The Philadelphia Phillies have unveiled a new look Philly Phanatic, as the team’s beloved mascot gets some design changes ahead of the 2020 Major League Baseball season.
With the redesign, the Phillies have changed some details about the Phanatic, but have managed to ensure that the mascot stays close to its familiar look. The redesign includes longer wings, along with bushier eyebrows, a larger backside, and power-blue tail feathers. Changes were even made to the Phanatic’s uniform, as the mascot now sports red shoes with a Liberty Bell emblem and blue socks with a red stripe.
The newly design Phanatic made its debut Sunday, part of the Phillies spring training home opener at Clearwater’s Spectrum Field. What the Phillies emphasize is that, while the mascot might sport a new look, its antics will remain familiar with tradition. More from the Philadelphia Enquirer:

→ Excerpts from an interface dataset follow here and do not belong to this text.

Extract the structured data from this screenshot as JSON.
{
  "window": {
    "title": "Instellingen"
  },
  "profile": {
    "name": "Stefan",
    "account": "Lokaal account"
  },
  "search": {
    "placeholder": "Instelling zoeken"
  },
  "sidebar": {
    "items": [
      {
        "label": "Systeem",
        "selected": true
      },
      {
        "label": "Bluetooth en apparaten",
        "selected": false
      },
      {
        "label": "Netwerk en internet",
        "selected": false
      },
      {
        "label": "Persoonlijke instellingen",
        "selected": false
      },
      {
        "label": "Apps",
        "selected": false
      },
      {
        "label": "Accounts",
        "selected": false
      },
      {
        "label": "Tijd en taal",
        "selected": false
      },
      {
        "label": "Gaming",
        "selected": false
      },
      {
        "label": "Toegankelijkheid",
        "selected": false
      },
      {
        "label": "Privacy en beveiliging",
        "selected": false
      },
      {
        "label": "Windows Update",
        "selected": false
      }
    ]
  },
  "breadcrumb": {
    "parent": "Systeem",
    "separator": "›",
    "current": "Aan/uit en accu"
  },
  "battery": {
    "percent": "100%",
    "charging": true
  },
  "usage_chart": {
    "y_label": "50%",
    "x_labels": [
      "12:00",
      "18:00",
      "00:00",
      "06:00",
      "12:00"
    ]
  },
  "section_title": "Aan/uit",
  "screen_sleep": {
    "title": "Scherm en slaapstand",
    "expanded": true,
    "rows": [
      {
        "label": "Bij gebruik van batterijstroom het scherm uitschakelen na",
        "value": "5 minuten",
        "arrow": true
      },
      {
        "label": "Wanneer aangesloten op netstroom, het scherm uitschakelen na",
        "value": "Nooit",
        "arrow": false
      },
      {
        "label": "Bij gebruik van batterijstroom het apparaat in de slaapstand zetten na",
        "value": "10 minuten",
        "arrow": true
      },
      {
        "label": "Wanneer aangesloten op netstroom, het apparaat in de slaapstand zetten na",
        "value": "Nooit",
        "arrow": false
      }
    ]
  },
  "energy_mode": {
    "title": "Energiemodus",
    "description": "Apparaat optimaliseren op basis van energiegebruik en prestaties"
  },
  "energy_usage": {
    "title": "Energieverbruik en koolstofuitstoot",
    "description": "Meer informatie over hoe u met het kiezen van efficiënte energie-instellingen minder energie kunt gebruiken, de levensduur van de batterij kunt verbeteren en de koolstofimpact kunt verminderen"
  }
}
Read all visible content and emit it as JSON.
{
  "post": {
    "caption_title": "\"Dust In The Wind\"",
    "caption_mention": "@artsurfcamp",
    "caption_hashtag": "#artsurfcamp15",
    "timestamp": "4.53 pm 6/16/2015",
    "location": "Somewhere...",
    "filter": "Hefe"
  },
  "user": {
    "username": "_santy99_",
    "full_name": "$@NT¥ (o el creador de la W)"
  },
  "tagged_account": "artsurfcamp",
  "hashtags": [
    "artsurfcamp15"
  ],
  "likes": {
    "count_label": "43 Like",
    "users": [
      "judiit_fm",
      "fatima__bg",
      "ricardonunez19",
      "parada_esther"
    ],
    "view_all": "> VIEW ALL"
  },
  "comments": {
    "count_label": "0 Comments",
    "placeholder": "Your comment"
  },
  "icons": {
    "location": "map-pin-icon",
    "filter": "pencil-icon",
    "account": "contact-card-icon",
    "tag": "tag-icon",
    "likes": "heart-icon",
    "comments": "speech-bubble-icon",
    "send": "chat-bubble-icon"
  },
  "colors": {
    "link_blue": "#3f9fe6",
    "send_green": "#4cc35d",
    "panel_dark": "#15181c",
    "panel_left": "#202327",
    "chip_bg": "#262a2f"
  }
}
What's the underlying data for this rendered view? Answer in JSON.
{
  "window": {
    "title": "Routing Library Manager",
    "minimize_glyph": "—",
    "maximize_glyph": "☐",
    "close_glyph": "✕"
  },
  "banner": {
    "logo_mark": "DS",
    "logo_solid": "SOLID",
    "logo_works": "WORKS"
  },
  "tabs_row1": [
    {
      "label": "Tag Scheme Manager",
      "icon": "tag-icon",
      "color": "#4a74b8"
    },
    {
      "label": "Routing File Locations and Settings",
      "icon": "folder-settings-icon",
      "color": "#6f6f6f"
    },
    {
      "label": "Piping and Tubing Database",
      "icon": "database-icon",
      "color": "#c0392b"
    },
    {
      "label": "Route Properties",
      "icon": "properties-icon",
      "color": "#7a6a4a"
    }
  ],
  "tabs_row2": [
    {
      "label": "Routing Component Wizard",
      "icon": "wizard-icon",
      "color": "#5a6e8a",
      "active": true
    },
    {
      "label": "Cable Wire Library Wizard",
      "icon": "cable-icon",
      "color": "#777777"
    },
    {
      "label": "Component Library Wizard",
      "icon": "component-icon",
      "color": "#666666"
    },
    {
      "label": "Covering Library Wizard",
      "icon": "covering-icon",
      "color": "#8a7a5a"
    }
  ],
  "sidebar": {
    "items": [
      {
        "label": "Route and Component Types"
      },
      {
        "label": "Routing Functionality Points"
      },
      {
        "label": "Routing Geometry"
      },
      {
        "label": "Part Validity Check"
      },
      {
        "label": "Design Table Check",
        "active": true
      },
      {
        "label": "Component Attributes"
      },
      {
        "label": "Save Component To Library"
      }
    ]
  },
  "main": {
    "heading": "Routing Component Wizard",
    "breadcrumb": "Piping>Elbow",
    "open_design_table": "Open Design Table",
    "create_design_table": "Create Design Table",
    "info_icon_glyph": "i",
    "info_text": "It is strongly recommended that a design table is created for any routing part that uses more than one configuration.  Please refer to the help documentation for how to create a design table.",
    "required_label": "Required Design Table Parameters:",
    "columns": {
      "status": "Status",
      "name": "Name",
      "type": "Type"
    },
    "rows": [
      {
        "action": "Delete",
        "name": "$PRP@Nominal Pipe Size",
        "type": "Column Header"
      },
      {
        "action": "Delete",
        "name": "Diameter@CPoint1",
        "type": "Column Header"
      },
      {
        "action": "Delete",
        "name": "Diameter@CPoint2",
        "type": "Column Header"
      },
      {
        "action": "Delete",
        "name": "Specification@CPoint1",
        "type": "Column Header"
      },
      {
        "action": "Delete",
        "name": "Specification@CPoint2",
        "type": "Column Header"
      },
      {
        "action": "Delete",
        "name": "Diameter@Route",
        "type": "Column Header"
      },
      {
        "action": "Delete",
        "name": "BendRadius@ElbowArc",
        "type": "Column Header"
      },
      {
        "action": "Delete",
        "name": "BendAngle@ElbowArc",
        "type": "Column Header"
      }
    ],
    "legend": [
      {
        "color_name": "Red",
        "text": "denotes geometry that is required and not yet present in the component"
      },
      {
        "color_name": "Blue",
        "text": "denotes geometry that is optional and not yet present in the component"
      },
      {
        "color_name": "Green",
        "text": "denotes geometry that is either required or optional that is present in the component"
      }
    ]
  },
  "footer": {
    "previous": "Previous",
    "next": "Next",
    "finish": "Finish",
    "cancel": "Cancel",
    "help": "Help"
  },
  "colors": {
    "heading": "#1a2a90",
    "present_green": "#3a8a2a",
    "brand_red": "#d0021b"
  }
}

Phillies players who received a sneak peek during a commercial shoot this week gave the 6-foot-6 hometown hero a “thumbs up,” [Tom] Burgoyne said.
Departing from his formerly green, fur-covered stubby arms, the Phanatic’s new, longer wings are inspired by the extremities of the flightless Galapagos penguin, Burgoyne said. The powder-blue tail recognizes a “very important color in Phillies history,” while the mascot’s new socks — blue with a red stripe — pay homage to the 1948 uniform famously worn by Phillies Hall of Fame outfielder Richie Ashburn. His new, red shoes featuring a Liberty Bell design pay tribute to the Philadelphia landmark. (No word on whether they were designed by well-known Phanatic pal and sneaker aficionado Bryce Harper.)…
Warring lawsuits have been filed in New York federal court ahead of the June 15 expiration of a nearly 36-year-old copyright agreement between the mascot’s creators and the Phillies. The team claims that designers Bonnie Erickson and Wayde Harrison, who are seeking to renegotiate the copyright agreement that they sold to the Phillies for $250,000 in 1984, have threatened to make the Phanatic a “free agent,” while the couple has said the team is “allergic to the real facts” over who made the mascot. Federal law stipulates that copyrights can be redrawn after 35 years.
The litigation, Burgoyne said, “kind of kick-started” the Phanatic’s transformation. But he said the changes are more about seizing a “great opportunity to have some fun, be creative, and make a teaching moment for kids.”
The Phanatic originally debuted in 1978. Even with the redesign, the mascot should be up to its familiar antics, as was apparent prior to Sunday’s game:
He has evolved, but clearly hasn’t matured. pic.twitter.com/Tmo5jHNQOB
— Philadelphia Phillies (@Phillies) February 23, 2020